The list you create with "new" in the first version is simply discarded when you make the assignment. Assigning to a Java variable in Java always completely discards any existing value without affecting it in any way. In this first version, you end up with localList pointing to the exact same List that object.getAList() returned -- meaning that if "object" still has a reference to that List, code in "object" could modify that list, and the changed would be visible via localList, and vice-versa, because they reference the same object.
In the second version, the elements of "object"'s list are put into a new list. Now either object can chnage their own list independently, without affecting the other one.
The soul is dyed the color of its thoughts. Think only on those things that are in line with your principles and can bear the light of day. The content of your character is your choice. Day by day, what you do is who you become.

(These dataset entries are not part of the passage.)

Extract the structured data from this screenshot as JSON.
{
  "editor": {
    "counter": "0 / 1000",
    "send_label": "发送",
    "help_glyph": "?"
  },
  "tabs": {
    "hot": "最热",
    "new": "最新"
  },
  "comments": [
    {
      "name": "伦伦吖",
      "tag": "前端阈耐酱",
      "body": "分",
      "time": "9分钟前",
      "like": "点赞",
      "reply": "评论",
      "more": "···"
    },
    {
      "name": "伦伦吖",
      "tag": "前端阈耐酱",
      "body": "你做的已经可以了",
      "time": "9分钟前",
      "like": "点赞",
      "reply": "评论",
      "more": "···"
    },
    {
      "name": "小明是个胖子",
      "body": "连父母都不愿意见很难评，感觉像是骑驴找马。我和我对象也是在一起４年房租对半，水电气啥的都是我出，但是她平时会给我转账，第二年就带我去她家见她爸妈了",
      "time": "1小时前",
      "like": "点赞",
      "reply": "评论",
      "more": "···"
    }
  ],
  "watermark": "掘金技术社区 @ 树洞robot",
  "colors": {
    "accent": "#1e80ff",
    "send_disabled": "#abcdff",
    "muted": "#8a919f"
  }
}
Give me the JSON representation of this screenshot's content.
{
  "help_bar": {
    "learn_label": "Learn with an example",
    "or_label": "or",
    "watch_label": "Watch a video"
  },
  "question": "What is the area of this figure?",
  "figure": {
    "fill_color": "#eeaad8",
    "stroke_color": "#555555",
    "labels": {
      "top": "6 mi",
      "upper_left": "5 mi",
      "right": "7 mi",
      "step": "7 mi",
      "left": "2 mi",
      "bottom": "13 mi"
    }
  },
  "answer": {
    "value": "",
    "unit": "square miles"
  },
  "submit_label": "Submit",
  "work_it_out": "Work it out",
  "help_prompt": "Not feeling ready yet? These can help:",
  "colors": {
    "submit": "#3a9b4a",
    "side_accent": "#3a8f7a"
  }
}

Your integrity is your destiny - it is the light that guides your way. - Heraclitus
I’ve looked at a lot of different solutions, and in my humble opinion Aspose is the way to go. Here’s the link: http://aspose.com